-- Data listing follows --

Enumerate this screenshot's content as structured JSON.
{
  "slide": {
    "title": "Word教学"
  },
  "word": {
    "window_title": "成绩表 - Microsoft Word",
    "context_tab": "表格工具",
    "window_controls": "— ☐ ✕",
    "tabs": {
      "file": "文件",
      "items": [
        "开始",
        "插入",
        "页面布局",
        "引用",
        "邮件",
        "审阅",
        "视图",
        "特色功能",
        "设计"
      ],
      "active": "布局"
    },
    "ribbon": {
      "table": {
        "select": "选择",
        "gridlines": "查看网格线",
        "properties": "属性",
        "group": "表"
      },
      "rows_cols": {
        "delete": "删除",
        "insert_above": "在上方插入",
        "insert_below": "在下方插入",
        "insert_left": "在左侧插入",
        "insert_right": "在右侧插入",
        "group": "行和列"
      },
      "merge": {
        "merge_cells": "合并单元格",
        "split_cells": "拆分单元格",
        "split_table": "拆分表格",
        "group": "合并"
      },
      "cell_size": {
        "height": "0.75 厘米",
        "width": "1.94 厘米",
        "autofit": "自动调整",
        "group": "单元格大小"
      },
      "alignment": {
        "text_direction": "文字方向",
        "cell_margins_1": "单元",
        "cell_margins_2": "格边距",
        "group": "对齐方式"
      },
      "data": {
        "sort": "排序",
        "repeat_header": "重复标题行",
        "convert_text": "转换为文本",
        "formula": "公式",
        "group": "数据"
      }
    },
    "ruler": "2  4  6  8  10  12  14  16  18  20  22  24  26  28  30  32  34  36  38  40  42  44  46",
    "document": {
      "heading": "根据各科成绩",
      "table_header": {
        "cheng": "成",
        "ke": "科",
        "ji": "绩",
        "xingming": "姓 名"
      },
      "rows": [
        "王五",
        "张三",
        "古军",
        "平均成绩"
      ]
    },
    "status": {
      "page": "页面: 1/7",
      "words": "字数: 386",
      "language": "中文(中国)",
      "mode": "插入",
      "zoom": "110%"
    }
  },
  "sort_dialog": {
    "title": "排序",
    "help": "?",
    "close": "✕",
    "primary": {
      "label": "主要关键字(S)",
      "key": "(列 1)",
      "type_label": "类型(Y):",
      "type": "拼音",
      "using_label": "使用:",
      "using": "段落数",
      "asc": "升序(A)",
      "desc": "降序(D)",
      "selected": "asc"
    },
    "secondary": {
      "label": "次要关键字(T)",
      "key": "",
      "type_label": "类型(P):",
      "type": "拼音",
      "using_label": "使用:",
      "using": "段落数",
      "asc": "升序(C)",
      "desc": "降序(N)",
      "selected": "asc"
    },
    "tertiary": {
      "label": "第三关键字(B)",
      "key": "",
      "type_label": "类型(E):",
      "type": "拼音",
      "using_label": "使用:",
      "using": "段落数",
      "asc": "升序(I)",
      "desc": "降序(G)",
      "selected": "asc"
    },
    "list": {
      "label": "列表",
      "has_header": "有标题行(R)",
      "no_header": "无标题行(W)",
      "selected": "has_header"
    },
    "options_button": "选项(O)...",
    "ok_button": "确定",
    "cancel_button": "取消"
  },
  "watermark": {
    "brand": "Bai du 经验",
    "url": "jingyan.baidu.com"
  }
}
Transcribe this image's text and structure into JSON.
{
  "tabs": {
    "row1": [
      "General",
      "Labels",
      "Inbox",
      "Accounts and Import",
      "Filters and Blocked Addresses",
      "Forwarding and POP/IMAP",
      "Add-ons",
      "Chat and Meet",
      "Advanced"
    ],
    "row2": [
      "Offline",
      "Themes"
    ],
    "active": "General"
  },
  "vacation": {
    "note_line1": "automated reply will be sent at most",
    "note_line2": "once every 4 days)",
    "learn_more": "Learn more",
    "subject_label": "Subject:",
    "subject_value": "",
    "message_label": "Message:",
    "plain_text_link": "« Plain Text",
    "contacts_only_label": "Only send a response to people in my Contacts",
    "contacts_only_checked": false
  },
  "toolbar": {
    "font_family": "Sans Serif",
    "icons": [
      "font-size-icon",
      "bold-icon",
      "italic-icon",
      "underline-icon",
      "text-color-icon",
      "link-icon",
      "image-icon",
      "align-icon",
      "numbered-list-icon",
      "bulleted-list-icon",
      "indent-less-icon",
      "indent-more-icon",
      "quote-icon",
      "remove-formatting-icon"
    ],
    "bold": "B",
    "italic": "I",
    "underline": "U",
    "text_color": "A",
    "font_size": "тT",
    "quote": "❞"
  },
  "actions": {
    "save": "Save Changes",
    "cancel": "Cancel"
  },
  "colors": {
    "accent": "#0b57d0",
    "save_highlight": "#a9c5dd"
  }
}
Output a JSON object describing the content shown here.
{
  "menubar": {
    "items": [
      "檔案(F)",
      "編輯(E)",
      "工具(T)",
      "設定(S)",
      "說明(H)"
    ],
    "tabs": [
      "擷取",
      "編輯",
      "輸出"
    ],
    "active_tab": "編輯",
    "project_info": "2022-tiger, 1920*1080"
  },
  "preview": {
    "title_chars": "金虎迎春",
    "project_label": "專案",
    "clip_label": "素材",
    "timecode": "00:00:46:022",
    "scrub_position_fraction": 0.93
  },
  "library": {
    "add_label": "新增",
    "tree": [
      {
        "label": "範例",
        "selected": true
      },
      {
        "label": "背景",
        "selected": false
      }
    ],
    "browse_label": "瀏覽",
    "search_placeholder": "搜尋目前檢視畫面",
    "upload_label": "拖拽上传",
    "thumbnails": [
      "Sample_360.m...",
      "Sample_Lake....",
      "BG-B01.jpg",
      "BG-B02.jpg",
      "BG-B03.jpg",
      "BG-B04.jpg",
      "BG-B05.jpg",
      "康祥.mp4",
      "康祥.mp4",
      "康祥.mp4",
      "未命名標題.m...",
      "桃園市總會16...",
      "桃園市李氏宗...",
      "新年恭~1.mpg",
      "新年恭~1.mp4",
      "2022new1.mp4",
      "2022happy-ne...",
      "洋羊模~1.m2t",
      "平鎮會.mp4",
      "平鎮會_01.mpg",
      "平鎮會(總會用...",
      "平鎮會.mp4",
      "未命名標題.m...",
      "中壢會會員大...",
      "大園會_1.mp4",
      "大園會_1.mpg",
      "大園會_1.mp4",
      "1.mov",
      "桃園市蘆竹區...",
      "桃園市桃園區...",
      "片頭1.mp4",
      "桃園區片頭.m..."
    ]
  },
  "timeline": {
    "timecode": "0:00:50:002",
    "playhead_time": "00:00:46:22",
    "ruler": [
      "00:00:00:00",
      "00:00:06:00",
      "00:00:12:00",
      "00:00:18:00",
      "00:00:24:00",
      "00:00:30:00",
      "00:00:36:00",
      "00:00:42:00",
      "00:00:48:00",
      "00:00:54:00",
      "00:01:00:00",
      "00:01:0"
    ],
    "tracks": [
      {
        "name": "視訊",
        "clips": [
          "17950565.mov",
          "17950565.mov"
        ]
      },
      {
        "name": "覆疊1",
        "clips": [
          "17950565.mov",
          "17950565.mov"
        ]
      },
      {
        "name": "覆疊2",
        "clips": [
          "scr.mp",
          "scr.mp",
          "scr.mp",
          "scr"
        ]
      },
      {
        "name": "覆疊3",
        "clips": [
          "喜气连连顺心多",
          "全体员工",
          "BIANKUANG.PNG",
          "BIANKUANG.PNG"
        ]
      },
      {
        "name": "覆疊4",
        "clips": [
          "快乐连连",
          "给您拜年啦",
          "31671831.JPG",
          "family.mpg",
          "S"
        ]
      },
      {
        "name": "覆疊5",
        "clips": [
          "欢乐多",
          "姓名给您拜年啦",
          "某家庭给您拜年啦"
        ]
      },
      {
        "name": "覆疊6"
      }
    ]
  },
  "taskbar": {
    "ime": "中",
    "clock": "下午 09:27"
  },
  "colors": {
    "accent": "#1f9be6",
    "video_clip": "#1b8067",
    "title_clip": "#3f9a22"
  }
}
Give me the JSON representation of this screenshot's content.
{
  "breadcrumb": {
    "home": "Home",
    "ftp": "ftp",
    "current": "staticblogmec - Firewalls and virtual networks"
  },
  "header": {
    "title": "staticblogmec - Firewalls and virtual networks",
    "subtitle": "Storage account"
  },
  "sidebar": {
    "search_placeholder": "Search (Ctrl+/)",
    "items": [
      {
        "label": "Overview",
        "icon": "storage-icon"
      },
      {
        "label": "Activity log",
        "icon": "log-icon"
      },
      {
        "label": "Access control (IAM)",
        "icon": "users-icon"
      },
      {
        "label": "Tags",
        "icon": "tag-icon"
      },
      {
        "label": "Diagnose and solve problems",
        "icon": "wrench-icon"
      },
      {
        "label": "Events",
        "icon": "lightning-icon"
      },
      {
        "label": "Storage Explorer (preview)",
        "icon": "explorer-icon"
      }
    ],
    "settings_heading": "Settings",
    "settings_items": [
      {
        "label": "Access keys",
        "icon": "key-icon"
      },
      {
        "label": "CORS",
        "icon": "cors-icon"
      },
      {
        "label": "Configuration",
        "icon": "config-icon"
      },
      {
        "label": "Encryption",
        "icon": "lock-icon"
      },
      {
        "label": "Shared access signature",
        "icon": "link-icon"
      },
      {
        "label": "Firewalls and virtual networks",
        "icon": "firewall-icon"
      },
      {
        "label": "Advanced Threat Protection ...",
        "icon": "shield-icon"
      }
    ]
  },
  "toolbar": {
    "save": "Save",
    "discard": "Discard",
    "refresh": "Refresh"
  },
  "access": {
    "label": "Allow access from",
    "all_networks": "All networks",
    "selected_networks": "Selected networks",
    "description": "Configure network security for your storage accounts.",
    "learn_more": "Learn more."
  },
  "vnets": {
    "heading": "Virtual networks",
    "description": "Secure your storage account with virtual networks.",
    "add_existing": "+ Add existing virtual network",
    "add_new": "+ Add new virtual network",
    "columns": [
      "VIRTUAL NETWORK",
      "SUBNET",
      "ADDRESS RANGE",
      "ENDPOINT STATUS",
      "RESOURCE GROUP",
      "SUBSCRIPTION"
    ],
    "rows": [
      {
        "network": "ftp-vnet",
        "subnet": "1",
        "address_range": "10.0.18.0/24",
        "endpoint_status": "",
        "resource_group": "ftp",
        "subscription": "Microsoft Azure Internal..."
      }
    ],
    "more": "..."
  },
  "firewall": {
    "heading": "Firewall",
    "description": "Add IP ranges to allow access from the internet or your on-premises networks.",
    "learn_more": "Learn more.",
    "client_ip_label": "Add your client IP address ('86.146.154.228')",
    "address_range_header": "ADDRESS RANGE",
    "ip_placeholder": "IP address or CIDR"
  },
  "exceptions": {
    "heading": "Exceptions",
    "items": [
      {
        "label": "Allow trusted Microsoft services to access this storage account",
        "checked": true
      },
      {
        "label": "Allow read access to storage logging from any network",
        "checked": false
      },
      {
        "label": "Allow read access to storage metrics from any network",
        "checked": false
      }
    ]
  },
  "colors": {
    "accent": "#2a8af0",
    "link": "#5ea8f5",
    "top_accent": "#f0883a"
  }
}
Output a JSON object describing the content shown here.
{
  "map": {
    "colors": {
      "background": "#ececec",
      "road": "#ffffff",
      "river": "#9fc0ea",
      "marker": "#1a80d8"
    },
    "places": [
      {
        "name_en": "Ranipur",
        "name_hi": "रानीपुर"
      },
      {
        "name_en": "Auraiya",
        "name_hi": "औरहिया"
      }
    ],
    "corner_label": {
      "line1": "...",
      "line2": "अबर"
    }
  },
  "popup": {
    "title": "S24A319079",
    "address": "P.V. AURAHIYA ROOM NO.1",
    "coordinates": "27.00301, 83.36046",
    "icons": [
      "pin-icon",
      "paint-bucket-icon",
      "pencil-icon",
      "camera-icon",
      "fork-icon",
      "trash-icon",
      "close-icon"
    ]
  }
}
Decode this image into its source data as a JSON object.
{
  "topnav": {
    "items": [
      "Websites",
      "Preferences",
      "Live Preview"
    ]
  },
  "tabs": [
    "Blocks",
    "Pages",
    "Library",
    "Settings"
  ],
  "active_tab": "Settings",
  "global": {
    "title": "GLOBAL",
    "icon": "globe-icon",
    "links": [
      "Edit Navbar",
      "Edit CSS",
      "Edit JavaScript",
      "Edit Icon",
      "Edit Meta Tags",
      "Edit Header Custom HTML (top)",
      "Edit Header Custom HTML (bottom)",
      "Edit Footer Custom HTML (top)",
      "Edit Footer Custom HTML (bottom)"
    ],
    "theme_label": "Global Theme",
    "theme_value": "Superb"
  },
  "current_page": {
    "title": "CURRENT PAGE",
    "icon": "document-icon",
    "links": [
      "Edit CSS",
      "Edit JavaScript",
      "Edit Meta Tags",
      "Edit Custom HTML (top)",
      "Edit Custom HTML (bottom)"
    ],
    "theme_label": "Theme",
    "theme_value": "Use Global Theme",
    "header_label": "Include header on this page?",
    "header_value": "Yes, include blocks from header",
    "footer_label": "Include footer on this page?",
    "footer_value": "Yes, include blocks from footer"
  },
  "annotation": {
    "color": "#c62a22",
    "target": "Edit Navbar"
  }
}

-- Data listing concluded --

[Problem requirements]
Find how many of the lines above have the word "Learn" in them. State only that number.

[Exercise answer]
3